Game ball goes to: Bridgewater. Once again, the junior was simply outstanding for the Cards, throwing for a career-high 447 yards and scoring four touchdowns. He threw on the run, into double coverage, to wide-open receivers (10 in all), eluded would-be tacklers and ran just a little, too. Bridgewater also set the school single-season record for touchdown passes with 31 and was easily the best player on the field, showing up his hometown team in spectacular fashion. Following his fourth score, he flashed the "U" hand signal to the crowd.
Stat of the game: 0-for-11. A big reason the Miami offense could get nothing going in this game was its inability to convert on third down. This is a problem that has vexed Miami all season, as the Canes ranked No. 84 in the nation in third-down conversions. But this was its worst performance all season on third down, topping its previously terrible 1-for-11 showing. That came in a victory over Florida, which made it easier to overlook such mistakes.
State of the game II: 13. Miami has been unable to consistently run the ball with injured starter Duke Johnson out of the lineup. That issue showed itself once again Saturday night, as Miami managed 14 yards on the ground and 0.5 yards per carry. Louisville made its home in the Miami backfield, overwhelming the Canes' offensive line throughout the game.
What Miami learned: Miami ends the season with losses in four of its final six games after reaching as high as No. 7 in the polls back in November. This team clearly has a way to go before it can be called elite again. Miami was whipped in every phase of Saturday's game, most notably along the line of scrimmage. The defense was a sieve once again, leaving more questions about whether defensive coordinator Mark D'Onofrio will return next year. The Miami defense has shown few signs of improvement over the last two seasons and that cannot continue. Miami was outplayed, out-efforted and outcoached in this game, an embarrassing end to the season.
What Louisville learned: If Bridgewater played his final game in a Louisville uniform, he did it with gusto. Louisville must now await his decision on whether to return to school or leave early for the NFL draft. Bridgewater left little doubt that he will be one of the first quarterbacks off the board should he turn pro. Without him, Louisville will have major questions headed into Year 1 in ACC play. With him, Louisville becomes a wild card in the Atlantic Division. Louisville showed it has the physicality, the toughness and the athletes to fit right into its new league home. But it won't know much about its future until Bridgewater decides what to do.
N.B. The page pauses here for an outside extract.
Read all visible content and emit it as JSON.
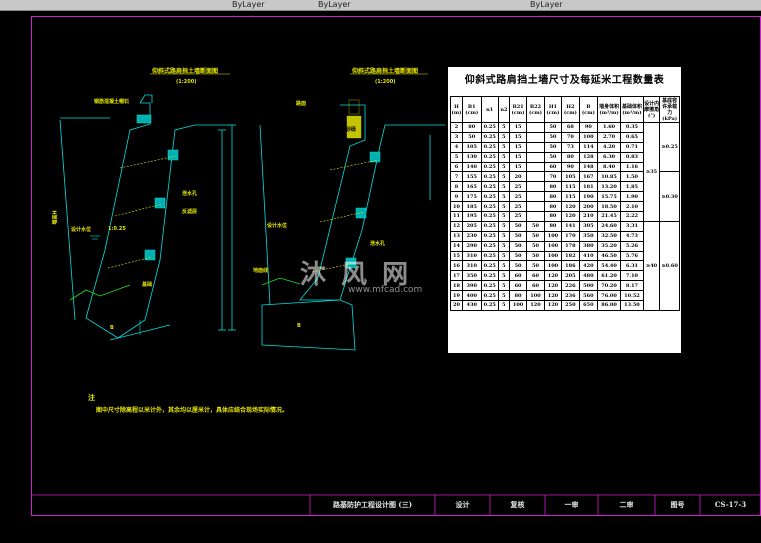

To watch the trophy presentation of the Russell Athletic Bowl, click here.